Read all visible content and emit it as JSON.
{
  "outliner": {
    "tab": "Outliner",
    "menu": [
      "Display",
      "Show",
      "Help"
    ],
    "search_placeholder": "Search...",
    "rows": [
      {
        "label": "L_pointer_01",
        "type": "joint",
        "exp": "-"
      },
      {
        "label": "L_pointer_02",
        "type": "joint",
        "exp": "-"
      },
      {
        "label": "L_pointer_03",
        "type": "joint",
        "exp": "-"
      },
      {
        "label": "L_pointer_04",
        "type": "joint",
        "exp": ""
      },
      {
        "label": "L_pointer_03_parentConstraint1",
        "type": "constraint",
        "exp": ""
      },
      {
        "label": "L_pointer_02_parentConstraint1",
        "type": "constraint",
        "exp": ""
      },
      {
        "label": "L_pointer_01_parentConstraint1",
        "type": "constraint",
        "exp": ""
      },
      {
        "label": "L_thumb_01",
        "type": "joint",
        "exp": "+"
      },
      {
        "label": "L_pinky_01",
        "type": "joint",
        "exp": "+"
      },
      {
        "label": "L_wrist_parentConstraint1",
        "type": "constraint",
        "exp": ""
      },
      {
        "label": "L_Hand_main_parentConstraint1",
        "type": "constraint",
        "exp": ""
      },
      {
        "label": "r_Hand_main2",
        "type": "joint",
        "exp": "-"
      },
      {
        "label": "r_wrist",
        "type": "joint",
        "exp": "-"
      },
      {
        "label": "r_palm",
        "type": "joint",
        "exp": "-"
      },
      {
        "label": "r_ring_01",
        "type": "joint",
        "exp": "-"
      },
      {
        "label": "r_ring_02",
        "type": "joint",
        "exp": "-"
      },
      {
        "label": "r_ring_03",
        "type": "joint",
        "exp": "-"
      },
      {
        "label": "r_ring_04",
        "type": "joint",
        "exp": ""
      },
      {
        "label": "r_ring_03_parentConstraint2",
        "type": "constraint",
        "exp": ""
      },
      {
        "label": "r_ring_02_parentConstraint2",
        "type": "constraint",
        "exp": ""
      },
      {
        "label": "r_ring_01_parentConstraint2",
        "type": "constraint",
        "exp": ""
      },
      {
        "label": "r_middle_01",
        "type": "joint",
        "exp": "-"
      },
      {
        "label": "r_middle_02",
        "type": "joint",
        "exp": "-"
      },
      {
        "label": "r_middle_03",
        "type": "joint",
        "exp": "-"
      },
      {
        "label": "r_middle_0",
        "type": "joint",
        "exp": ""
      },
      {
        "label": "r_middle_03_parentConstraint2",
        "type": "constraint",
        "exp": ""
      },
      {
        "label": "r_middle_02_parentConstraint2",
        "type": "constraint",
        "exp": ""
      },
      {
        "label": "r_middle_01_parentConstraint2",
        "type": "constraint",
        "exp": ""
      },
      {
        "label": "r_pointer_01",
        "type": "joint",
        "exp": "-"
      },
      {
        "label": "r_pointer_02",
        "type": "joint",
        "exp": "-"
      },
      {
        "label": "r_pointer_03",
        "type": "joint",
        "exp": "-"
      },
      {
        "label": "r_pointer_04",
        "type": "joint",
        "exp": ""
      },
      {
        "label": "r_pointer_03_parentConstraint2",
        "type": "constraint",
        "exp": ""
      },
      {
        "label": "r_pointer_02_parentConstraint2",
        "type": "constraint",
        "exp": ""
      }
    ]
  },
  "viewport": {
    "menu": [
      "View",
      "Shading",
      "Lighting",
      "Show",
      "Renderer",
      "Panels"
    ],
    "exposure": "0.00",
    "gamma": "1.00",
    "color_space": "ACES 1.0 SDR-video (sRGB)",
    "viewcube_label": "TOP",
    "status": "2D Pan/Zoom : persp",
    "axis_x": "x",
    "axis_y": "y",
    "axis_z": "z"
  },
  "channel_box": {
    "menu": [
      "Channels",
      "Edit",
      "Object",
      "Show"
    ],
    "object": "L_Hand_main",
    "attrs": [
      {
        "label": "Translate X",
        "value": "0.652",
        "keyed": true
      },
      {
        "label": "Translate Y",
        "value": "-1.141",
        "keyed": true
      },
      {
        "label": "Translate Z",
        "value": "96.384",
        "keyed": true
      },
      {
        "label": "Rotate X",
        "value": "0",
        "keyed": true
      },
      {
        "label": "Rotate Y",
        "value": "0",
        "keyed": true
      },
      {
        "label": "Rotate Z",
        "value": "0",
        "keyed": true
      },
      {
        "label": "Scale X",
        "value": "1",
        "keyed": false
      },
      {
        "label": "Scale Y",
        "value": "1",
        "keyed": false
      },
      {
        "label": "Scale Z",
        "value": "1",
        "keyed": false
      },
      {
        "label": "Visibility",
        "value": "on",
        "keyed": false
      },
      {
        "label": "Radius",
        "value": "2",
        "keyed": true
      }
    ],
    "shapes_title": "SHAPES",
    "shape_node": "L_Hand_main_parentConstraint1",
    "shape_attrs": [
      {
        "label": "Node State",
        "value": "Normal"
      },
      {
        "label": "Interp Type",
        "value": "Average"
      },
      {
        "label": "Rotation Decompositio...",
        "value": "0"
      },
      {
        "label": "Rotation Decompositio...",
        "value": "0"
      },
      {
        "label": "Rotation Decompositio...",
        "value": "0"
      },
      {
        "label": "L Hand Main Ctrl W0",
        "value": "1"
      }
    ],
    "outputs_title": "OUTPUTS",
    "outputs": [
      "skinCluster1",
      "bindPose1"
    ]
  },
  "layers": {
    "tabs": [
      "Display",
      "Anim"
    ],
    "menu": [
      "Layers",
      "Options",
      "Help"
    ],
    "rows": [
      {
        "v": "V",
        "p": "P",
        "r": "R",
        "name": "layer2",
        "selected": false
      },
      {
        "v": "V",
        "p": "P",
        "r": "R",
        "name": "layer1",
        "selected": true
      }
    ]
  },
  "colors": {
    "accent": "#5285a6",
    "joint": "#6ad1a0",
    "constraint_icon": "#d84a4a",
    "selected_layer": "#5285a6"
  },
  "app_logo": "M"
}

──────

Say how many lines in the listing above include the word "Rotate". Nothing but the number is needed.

3